Development team of the NKI EPID robot arm for Philips/Elekta accelerators (see also "Development EPID" in 1986). Standing left to right: Henk van der Gugten (Radiotherapy Dept. NKI, project leader), Leo de Mooy (Head Instrument Workshop, Radiotherapy Dept. NKI), Taco Richards and Michael Limburg (Polytechnical College graduates working through Engineering Office HATEC).Seated: Jaap Keijzer and Micha Paalman (instrument makers, Radiotherapy Dept. NKI).
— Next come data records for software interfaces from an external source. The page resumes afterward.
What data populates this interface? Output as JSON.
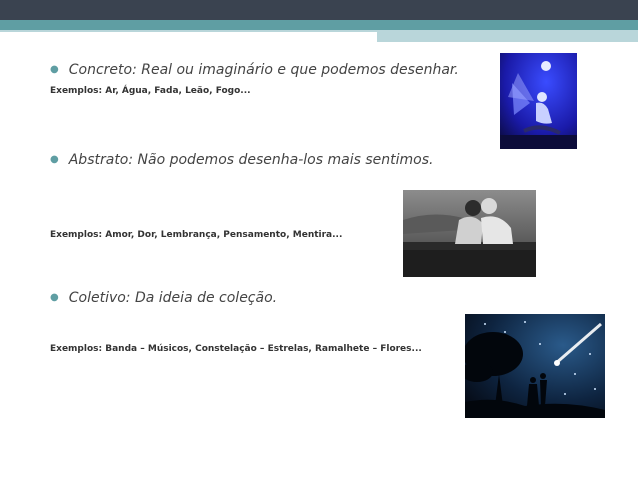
{
  "items": [
    {
      "heading": "Concreto: Real ou imaginário e que podemos desenhar.",
      "examples": "Exemplos: Ar, Água, Fada, Leão, Fogo...",
      "image_icon": "fairy-illustration"
    },
    {
      "heading": "Abstrato: Não podemos desenha-los mais sentimos.",
      "examples": "Exemplos: Amor, Dor, Lembrança, Pensamento, Mentira...",
      "image_icon": "couple-photo"
    },
    {
      "heading": "Coletivo: Da ideia de coleção.",
      "examples": "Exemplos: Banda – Músicos, Constelação – Estrelas, Ramalhete – Flores...",
      "image_icon": "starry-night-photo"
    }
  ],
  "colors": {
    "accent": "#5f9ea3",
    "dark_band": "#3a4350",
    "light_band": "#b9d6da",
    "text": "#444444"
  }
}
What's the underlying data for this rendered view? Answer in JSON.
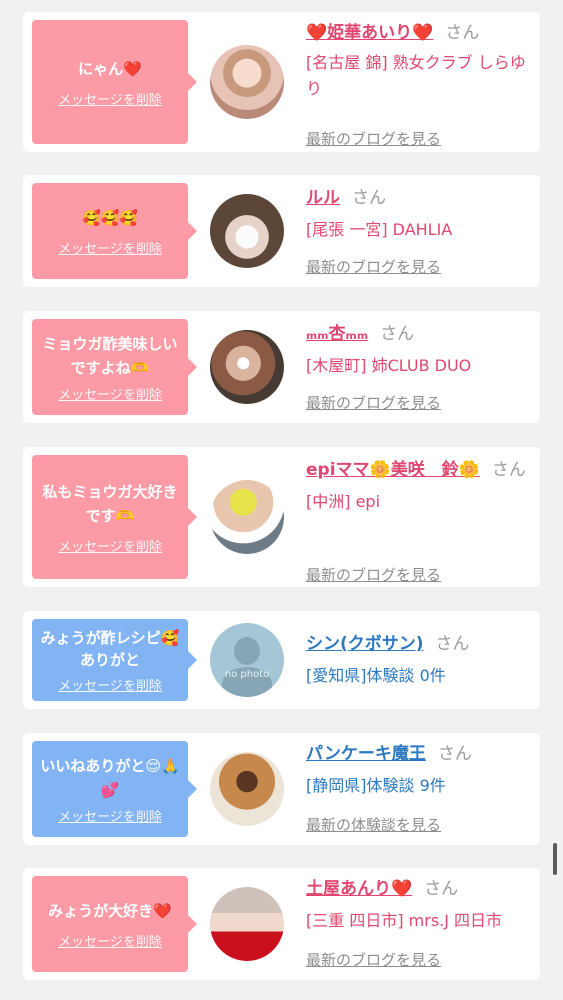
{
  "colors": {
    "pink_bubble": "#fc9ba6",
    "blue_bubble": "#82b4f4",
    "pink_text": "#e04770",
    "blue_text": "#2c79bf",
    "gray_text": "#8d8d8d"
  },
  "delete_label": "メッセージを削除",
  "honorific": "さん",
  "items": [
    {
      "message": "にゃん❤️",
      "name": "❤️姫華あいり❤️",
      "shop": "[名古屋 錦] 熟女クラブ しらゆり",
      "link": "最新のブログを見る"
    },
    {
      "message": "🥰🥰🥰",
      "name": "ルル",
      "shop": "[尾張 一宮] DAHLIA",
      "link": "最新のブログを見る"
    },
    {
      "message": "ミョウガ酢美味しいですよね🫶",
      "name": "ₘₘ杏ₘₘ",
      "shop": "[木屋町] 姉CLUB DUO",
      "link": "最新のブログを見る"
    },
    {
      "message": "私もミョウガ大好きです🫶",
      "name": "epiママ🌼美咲　鈴🌼",
      "shop": "[中洲] epi",
      "link": "最新のブログを見る"
    },
    {
      "message": "みょうが酢レシピ🥰ありがと",
      "name": "シン(クボサン)",
      "shop": "[愛知県]体験談 0件",
      "link": "",
      "avatar_caption": "no photo"
    },
    {
      "message": "いいねありがと😌🙏💕",
      "name": "パンケーキ魔王",
      "shop": "[静岡県]体験談 9件",
      "link": "最新の体験談を見る"
    },
    {
      "message": "みょうが大好き❤️",
      "name": "土屋あんり❤️",
      "shop": "[三重 四日市] mrs.J 四日市",
      "link": "最新のブログを見る"
    }
  ]
}
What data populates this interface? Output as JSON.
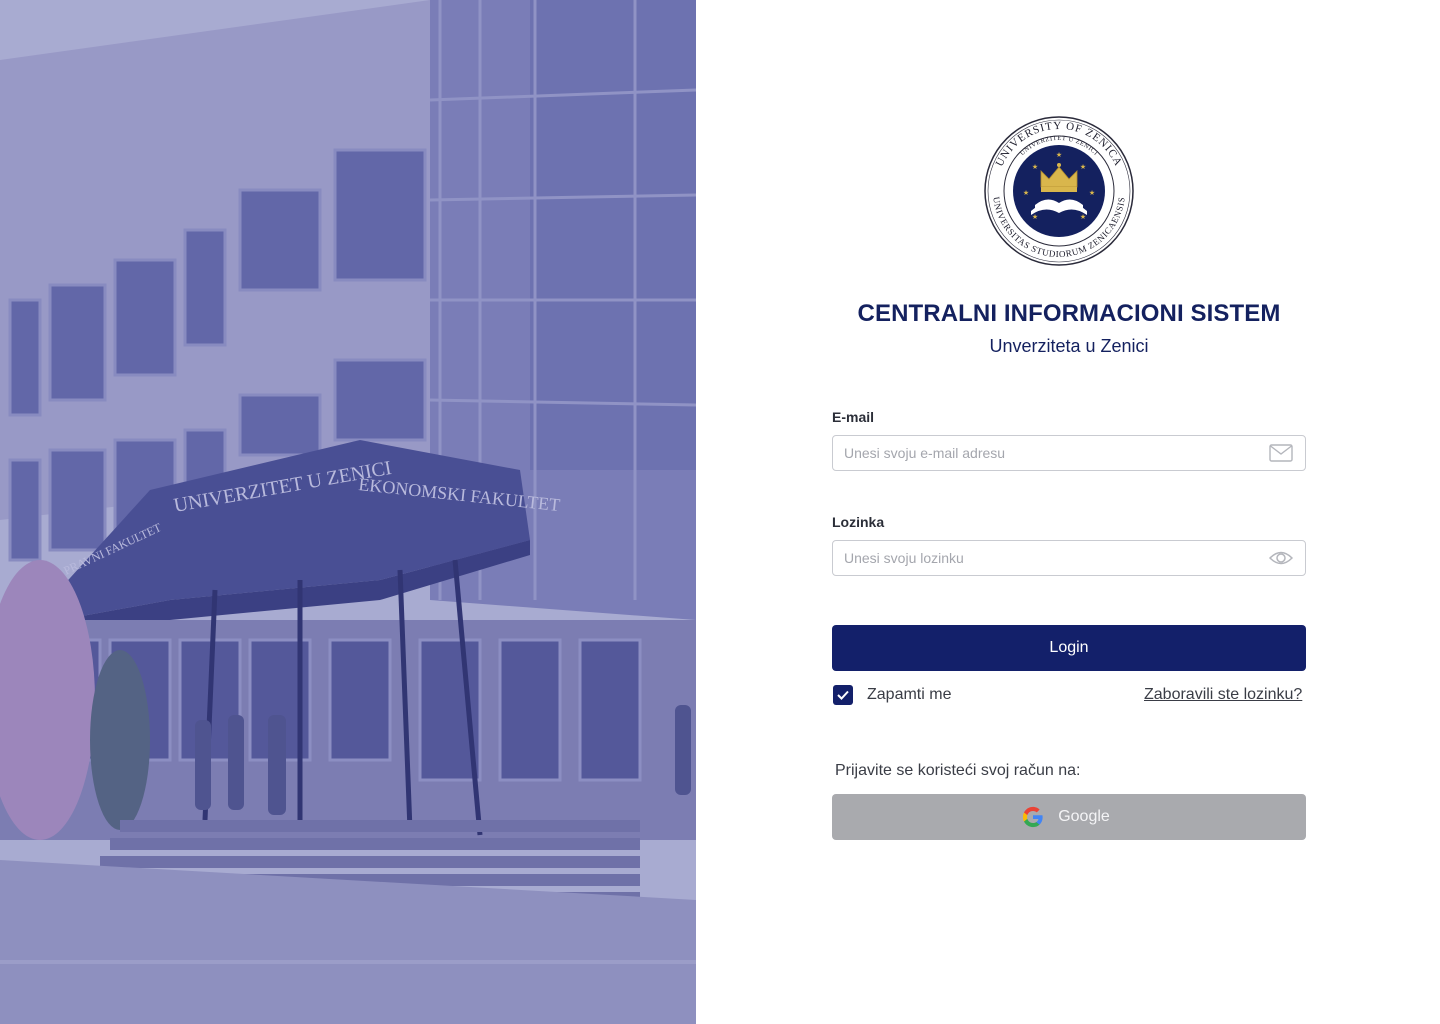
{
  "hero": {
    "image_description_hidden": "",
    "building_sign_left": "UNIVERZITET U ZENICI",
    "building_sign_right": "EKONOMSKI FAKULTET",
    "building_sign_side": "PRAVNI FAKULTET"
  },
  "brand": {
    "seal_text_outer": "UNIVERSITY OF ZENICA",
    "seal_text_inner": "UNIVERZITET U ZENICI",
    "seal_text_bottom": "UNIVERSITAS STUDIORUM ZENICAENSIS",
    "title": "CENTRALNI INFORMACIONI SISTEM",
    "subtitle": "Unverziteta u Zenici",
    "color": "#14215f"
  },
  "form": {
    "email_label": "E-mail",
    "email_placeholder": "Unesi svoju e-mail adresu",
    "email_value": "",
    "email_icon": "envelope-icon",
    "password_label": "Lozinka",
    "password_placeholder": "Unesi svoju lozinku",
    "password_value": "",
    "password_icon": "eye-icon",
    "login_label": "Login",
    "remember_label": "Zapamti me",
    "remember_checked": true,
    "forgot_label": "Zaboravili ste lozinku?",
    "social_label": "Prijavite se koristeći svoj račun na:",
    "google_label": "Google",
    "primary_color": "#13206a"
  }
}
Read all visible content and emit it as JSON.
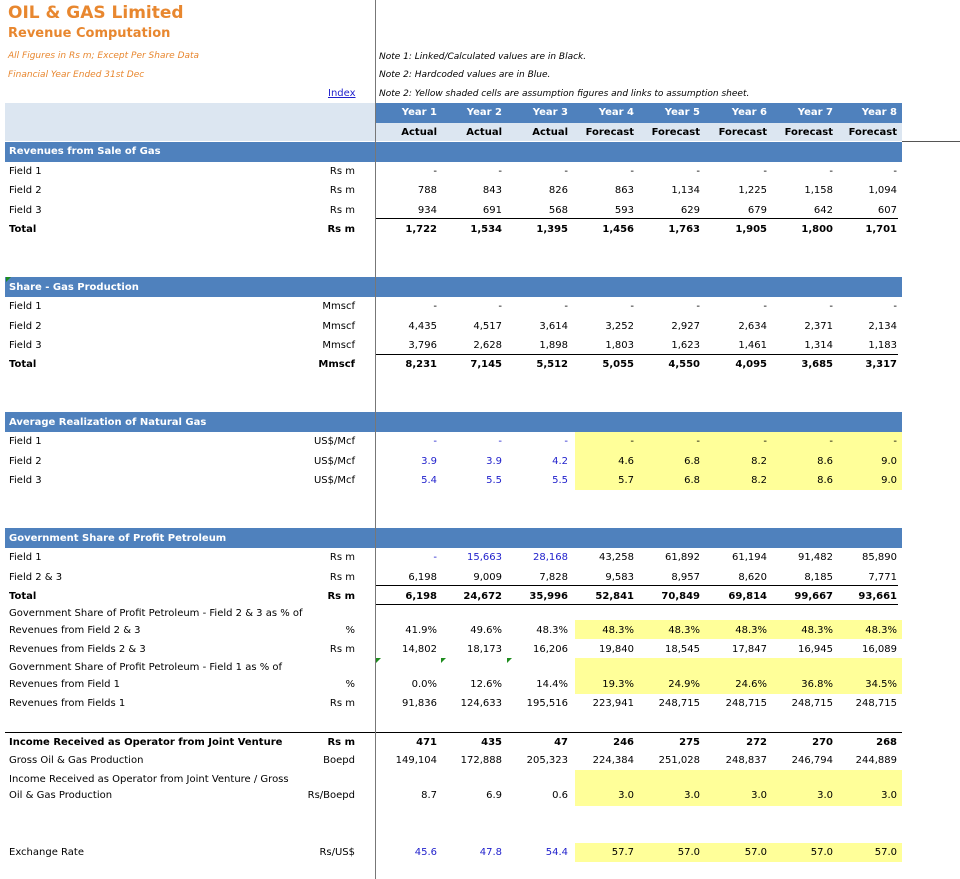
{
  "title": "OIL & GAS Limited",
  "subtitle": "Revenue Computation",
  "notes_left": [
    "All Figures in Rs m; Except Per Share Data",
    "Financial Year Ended 31st Dec"
  ],
  "notes_right": [
    "Note 1: Linked/Calculated values are in Black.",
    "Note 2: Hardcoded values are in Blue.",
    "Note 2: Yellow shaded cells are assumption figures and links to assumption sheet."
  ],
  "index_link": "Index",
  "colors": {
    "band": "#4F81BD",
    "band_light": "#DCE6F1",
    "assumption": "#FFFF99",
    "hardcoded": "#1F1FCC",
    "title": "#E8872F"
  },
  "years": [
    "Year 1",
    "Year 2",
    "Year 3",
    "Year 4",
    "Year 5",
    "Year 6",
    "Year 7",
    "Year 8"
  ],
  "types": [
    "Actual",
    "Actual",
    "Actual",
    "Forecast",
    "Forecast",
    "Forecast",
    "Forecast",
    "Forecast"
  ],
  "sections": {
    "s1": "Revenues from Sale of Gas",
    "s2": "Share - Gas Production",
    "s3": "Average Realization of Natural Gas",
    "s4": "Government Share of Profit Petroleum"
  },
  "rows": [
    {
      "label": "Field 1",
      "unit": "Rs m",
      "values": [
        "-",
        "-",
        "-",
        "-",
        "-",
        "-",
        "-",
        "-"
      ]
    },
    {
      "label": "Field 2",
      "unit": "Rs m",
      "values": [
        "788",
        "843",
        "826",
        "863",
        "1,134",
        "1,225",
        "1,158",
        "1,094"
      ]
    },
    {
      "label": "Field 3",
      "unit": "Rs m",
      "values": [
        "934",
        "691",
        "568",
        "593",
        "629",
        "679",
        "642",
        "607"
      ]
    },
    {
      "label": "Total",
      "unit": "Rs m",
      "values": [
        "1,722",
        "1,534",
        "1,395",
        "1,456",
        "1,763",
        "1,905",
        "1,800",
        "1,701"
      ]
    },
    {
      "label": "Field 1",
      "unit": "Mmscf",
      "values": [
        "-",
        "-",
        "-",
        "-",
        "-",
        "-",
        "-",
        "-"
      ]
    },
    {
      "label": "Field 2",
      "unit": "Mmscf",
      "values": [
        "4,435",
        "4,517",
        "3,614",
        "3,252",
        "2,927",
        "2,634",
        "2,371",
        "2,134"
      ]
    },
    {
      "label": "Field 3",
      "unit": "Mmscf",
      "values": [
        "3,796",
        "2,628",
        "1,898",
        "1,803",
        "1,623",
        "1,461",
        "1,314",
        "1,183"
      ]
    },
    {
      "label": "Total",
      "unit": "Mmscf",
      "values": [
        "8,231",
        "7,145",
        "5,512",
        "5,055",
        "4,550",
        "4,095",
        "3,685",
        "3,317"
      ]
    },
    {
      "label": "Field 1",
      "unit": "US$/Mcf",
      "values": [
        "-",
        "-",
        "-",
        "-",
        "-",
        "-",
        "-",
        "-"
      ]
    },
    {
      "label": "Field 2",
      "unit": "US$/Mcf",
      "values": [
        "3.9",
        "3.9",
        "4.2",
        "4.6",
        "6.8",
        "8.2",
        "8.6",
        "9.0"
      ]
    },
    {
      "label": "Field 3",
      "unit": "US$/Mcf",
      "values": [
        "5.4",
        "5.5",
        "5.5",
        "5.7",
        "6.8",
        "8.2",
        "8.6",
        "9.0"
      ]
    },
    {
      "label": "Field 1",
      "unit": "Rs m",
      "values": [
        "-",
        "15,663",
        "28,168",
        "43,258",
        "61,892",
        "61,194",
        "91,482",
        "85,890"
      ]
    },
    {
      "label": "Field 2 & 3",
      "unit": "Rs m",
      "values": [
        "6,198",
        "9,009",
        "7,828",
        "9,583",
        "8,957",
        "8,620",
        "8,185",
        "7,771"
      ]
    },
    {
      "label": "Total",
      "unit": "Rs m",
      "values": [
        "6,198",
        "24,672",
        "35,996",
        "52,841",
        "70,849",
        "69,814",
        "99,667",
        "93,661"
      ]
    },
    {
      "label": "Government Share of Profit Petroleum - Field 2 & 3 as % of",
      "unit": "",
      "values": [
        "",
        "",
        "",
        "",
        "",
        "",
        "",
        ""
      ]
    },
    {
      "label": "Revenues from Field 2 & 3",
      "unit": "%",
      "values": [
        "41.9%",
        "49.6%",
        "48.3%",
        "48.3%",
        "48.3%",
        "48.3%",
        "48.3%",
        "48.3%"
      ]
    },
    {
      "label": "Revenues from Fields 2 & 3",
      "unit": "Rs m",
      "values": [
        "14,802",
        "18,173",
        "16,206",
        "19,840",
        "18,545",
        "17,847",
        "16,945",
        "16,089"
      ]
    },
    {
      "label": "Government Share of Profit Petroleum - Field 1 as % of",
      "unit": "",
      "values": [
        "",
        "",
        "",
        "",
        "",
        "",
        "",
        ""
      ]
    },
    {
      "label": "Revenues from Field 1",
      "unit": "%",
      "values": [
        "0.0%",
        "12.6%",
        "14.4%",
        "19.3%",
        "24.9%",
        "24.6%",
        "36.8%",
        "34.5%"
      ]
    },
    {
      "label": "Revenues from Fields 1",
      "unit": "Rs m",
      "values": [
        "91,836",
        "124,633",
        "195,516",
        "223,941",
        "248,715",
        "248,715",
        "248,715",
        "248,715"
      ]
    },
    {
      "label": "Income Received as Operator from Joint Venture",
      "unit": "Rs m",
      "values": [
        "471",
        "435",
        "47",
        "246",
        "275",
        "272",
        "270",
        "268"
      ]
    },
    {
      "label": "Gross Oil & Gas Production",
      "unit": "Boepd",
      "values": [
        "149,104",
        "172,888",
        "205,323",
        "224,384",
        "251,028",
        "248,837",
        "246,794",
        "244,889"
      ]
    },
    {
      "label": "Income Received as Operator from Joint Venture / Gross",
      "unit": "",
      "values": [
        "",
        "",
        "",
        "",
        "",
        "",
        "",
        ""
      ]
    },
    {
      "label": "Oil & Gas Production",
      "unit": "Rs/Boepd",
      "values": [
        "8.7",
        "6.9",
        "0.6",
        "3.0",
        "3.0",
        "3.0",
        "3.0",
        "3.0"
      ]
    },
    {
      "label": "Exchange Rate",
      "unit": "Rs/US$",
      "values": [
        "45.6",
        "47.8",
        "54.4",
        "57.7",
        "57.0",
        "57.0",
        "57.0",
        "57.0"
      ]
    }
  ]
}
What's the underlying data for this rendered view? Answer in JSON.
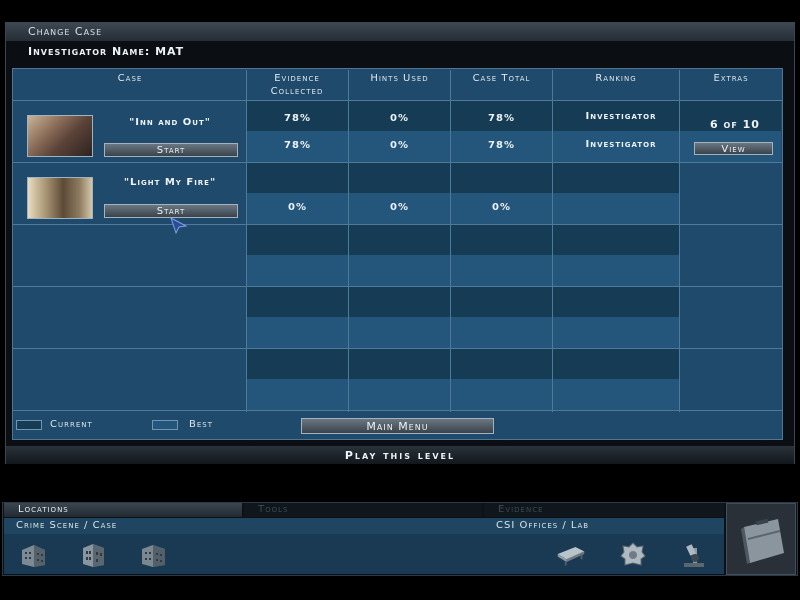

After the takeover of Asea Brown Boveri (ABB) Radiotherapy by Varian in the 1990's, the development of the NKI EPID by the Swiss imaging group is continued. A robot arm is designed with which the cassette with the image detector can be placed in the radiation beam and can be folded out of the way. The construction is designed for fitting to a Varian accelerator. The set-up range of the robot arm is too small to apply this to the larger accelerators of Philips/Elekta and BBC/ABB in the Netherlands Cancer Institute (NKI). Also, the Varian arm with the necessary adaptation to the Philips accelerator weighs 300 kg while a maximum of 90 kg is allowed by Philips.
An increase in quality control with EPID images creates the urgent need in the NKI for an easy and accurate placement of the EPID during the irradiation. There is no system available on the market so it is decided to develop an adapted robot arm within the NKI. By courtesy of Varian the design of the original arm is available for analyses and forms a starting point for the adapted design. The support from Varian was an important contribution to the success of this project.
The NKI robot arm with EPID camera mounted on the BBC Dynaray CH 4 (4MV X) linear accelerator in treatment room 8.
The use of an active medical device such as the robot arm, requires by law an officially certified design in which the protection of patients and staff against mechanical and electrical dangers is safeguarded. During the 90's there are already strict European guidelines on this. Traditionally a robot mechanism during operation will be made inaccessible for humans. A new philosophy for safe use of a robot construction, unshielded in close proximity of humans is under development at this time and new guidelines are drawn up by, among others, the Fraunhofer Institute. The product liability of the NKI as manufacturer demands much care. In order to solve these bottlenecks in a responsible fashion, a collaboration with the Polytechnical College of Amsterdam (Hoge School van Amsterdam, HvA) and with the engineering office HATEC is initiated, offering young engineers from the HvA work experience. For diploma projects and HATEC work experience, the formal conditions are laid down and a detailed technical design is made.
Cross section of the NKI robot arm.
The arm is developed for an isocentre height of 1250 mm above the floor and a free distance between the isocentre and the front of the accelerator of 1200 mm. The positioning range of the EPID cassette is radially from the isocentre up to 1000 mm out, and longitudinally and laterally over a distance of 540 mm.
Set up in which the stability and accuracy of the robot arm is tested.
"Exploded view" of the mechanical parts
The parts are made by the instrument makers of the Radiotherapy Department. For this purpose an investment was made in an upgrade of the equipment of the joint workshops of the NKI. Large numerically controlled milling machines were taken into use, whereby instrument maker Leo de Mooy played an important role. Henk van der Gugten was project leader. Four robot arms were produced. The first one was mounted on the BBC accelerator. Thereafter robot arms were mounted on the Philips accelerators in the NKI.
A few years later, the NKI EPID was replaced by an industrially produced construction with the amorphous silicon flat panel, with which the image quality was improved. The sale of these rose quickly and the industry introduced its own motorised panel holders. After a while, there was no more need for the NKI robot arm.